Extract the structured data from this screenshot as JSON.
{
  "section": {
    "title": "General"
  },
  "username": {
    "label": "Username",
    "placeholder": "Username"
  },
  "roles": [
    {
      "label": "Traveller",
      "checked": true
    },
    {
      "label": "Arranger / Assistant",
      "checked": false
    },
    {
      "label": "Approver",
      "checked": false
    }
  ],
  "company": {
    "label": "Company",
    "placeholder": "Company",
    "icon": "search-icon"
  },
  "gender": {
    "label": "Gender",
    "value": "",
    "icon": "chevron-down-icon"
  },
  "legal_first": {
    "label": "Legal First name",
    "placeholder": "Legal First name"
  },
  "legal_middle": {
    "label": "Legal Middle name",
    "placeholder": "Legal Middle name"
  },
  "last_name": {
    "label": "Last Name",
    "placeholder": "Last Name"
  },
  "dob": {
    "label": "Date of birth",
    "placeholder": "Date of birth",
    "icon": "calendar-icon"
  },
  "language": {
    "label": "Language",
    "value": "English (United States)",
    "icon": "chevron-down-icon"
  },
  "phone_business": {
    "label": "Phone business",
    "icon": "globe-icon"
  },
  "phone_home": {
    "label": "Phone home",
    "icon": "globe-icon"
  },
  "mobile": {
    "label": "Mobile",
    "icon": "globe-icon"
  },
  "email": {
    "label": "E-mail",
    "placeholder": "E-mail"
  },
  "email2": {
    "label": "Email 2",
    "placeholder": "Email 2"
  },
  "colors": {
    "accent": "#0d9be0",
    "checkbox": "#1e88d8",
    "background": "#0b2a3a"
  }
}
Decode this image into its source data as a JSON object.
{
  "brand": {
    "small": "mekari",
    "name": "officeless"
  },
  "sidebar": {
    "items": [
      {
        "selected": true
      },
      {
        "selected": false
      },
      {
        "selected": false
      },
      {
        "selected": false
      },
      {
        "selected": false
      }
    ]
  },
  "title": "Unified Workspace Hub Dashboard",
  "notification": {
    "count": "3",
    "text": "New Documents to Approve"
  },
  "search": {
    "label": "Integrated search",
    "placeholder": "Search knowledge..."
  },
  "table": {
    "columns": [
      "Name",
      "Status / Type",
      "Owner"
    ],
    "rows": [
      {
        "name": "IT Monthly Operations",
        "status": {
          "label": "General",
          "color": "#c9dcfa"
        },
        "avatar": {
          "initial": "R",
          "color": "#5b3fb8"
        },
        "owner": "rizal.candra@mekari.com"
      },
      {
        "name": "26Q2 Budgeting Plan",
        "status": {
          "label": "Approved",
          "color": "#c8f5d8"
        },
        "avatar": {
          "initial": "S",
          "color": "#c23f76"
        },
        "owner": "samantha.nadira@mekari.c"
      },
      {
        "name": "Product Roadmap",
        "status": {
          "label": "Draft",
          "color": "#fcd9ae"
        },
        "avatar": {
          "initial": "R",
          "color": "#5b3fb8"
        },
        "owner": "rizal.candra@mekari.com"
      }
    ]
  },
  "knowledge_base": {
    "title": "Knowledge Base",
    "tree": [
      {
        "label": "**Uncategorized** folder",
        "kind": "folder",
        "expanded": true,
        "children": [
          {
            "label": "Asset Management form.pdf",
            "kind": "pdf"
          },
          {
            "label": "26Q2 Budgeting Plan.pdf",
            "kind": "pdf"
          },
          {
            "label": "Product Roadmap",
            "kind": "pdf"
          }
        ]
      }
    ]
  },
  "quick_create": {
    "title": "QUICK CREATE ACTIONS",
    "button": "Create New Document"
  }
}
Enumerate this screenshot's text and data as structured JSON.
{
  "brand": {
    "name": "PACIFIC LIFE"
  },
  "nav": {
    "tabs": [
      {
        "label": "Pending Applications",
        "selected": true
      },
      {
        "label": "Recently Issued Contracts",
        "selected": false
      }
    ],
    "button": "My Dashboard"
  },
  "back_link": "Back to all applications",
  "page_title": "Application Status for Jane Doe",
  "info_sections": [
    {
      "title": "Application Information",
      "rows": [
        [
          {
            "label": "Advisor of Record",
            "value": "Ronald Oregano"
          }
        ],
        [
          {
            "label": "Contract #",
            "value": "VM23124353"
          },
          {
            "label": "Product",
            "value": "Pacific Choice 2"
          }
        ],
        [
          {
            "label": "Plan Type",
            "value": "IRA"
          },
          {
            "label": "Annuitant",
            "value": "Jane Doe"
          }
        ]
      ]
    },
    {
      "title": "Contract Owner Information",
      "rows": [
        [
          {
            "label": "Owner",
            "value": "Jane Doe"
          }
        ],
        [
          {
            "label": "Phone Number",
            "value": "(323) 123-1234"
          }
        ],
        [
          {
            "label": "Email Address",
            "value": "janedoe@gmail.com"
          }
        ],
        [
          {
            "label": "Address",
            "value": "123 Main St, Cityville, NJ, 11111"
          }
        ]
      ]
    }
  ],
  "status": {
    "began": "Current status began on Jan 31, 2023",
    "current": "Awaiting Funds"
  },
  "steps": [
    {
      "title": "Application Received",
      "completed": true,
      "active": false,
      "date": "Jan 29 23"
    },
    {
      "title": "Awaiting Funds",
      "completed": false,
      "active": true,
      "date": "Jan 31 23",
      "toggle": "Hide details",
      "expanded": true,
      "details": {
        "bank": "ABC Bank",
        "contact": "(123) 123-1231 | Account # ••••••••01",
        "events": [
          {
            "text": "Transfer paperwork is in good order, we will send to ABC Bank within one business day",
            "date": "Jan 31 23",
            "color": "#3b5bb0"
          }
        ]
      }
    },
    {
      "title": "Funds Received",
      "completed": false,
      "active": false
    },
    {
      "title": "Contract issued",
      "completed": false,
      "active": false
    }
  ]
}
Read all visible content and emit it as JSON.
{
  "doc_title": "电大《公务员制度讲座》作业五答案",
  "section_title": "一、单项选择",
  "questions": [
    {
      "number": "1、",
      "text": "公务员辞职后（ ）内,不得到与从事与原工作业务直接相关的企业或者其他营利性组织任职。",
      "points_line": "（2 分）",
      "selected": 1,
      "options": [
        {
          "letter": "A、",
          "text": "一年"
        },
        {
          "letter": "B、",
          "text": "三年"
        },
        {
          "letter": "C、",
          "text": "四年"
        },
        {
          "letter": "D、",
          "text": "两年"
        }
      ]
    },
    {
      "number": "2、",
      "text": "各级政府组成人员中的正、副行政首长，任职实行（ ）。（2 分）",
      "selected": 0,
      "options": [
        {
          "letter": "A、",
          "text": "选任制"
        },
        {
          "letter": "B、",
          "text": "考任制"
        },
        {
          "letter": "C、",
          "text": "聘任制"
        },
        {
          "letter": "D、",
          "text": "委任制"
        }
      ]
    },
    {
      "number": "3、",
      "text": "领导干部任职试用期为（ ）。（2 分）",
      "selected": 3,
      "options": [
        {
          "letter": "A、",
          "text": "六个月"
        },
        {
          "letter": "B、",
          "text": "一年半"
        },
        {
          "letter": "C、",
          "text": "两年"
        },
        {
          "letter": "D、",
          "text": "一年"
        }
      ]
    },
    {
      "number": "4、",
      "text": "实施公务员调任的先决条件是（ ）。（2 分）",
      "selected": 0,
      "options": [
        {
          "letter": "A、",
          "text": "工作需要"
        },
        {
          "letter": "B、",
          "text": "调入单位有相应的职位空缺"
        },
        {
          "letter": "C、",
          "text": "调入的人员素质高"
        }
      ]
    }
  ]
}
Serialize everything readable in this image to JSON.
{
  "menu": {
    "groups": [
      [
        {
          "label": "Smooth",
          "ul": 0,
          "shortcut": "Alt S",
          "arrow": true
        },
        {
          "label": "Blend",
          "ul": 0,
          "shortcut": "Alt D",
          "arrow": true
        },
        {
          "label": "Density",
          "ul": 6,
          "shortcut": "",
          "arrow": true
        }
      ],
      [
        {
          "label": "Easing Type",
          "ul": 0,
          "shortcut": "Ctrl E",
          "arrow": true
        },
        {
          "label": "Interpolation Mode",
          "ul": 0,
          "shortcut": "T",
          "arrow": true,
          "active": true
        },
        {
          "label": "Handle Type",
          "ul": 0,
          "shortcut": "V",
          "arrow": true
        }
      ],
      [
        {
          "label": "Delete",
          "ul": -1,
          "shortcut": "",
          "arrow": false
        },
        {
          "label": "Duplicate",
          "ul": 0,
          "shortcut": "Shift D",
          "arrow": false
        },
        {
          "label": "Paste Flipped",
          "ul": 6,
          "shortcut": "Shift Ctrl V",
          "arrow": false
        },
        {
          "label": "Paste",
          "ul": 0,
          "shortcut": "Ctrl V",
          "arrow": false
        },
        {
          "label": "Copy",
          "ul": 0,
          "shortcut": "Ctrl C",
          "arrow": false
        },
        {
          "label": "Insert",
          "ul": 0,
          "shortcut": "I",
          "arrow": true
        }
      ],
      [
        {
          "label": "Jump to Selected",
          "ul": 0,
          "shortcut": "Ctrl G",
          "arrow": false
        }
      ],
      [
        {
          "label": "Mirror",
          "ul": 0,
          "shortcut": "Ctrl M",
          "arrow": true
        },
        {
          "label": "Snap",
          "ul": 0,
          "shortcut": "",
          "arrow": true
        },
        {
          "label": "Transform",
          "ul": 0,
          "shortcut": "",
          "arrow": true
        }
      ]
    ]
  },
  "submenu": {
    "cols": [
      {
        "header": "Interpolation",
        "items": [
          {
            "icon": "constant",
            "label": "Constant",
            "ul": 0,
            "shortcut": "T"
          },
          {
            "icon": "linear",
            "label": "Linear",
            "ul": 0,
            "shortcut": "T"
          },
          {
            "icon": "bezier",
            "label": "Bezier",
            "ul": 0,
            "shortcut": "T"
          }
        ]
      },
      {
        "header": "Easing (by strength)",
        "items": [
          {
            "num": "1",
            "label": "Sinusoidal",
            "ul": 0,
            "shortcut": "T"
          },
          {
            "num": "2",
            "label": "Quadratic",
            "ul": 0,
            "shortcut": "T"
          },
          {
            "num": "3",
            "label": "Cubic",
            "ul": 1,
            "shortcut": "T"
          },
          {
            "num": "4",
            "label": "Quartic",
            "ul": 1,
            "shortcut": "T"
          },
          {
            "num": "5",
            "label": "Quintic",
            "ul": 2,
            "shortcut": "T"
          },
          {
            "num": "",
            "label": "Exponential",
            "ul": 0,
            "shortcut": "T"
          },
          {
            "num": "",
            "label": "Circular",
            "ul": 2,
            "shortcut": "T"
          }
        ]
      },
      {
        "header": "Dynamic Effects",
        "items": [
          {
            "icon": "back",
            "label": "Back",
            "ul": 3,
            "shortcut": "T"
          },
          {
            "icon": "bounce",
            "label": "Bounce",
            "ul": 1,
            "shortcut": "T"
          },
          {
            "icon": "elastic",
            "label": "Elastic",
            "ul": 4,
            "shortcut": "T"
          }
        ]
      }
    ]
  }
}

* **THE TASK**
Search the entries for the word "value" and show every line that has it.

* **RESPONSE TO THE EXERCISE**
    "value": "",
    "value": "English (United States)",
            "value": "Ronald Oregano"
            "value": "VM23124353"
            "value": "Pacific Choice 2"
            "value": "IRA"
            "value": "Jane Doe"
            "value": "Jane Doe"
            "value": "(323) 123-1234"
            "value": "janedoe@gmail.com"
            "value": "123 Main St, Cityville, NJ, 11111"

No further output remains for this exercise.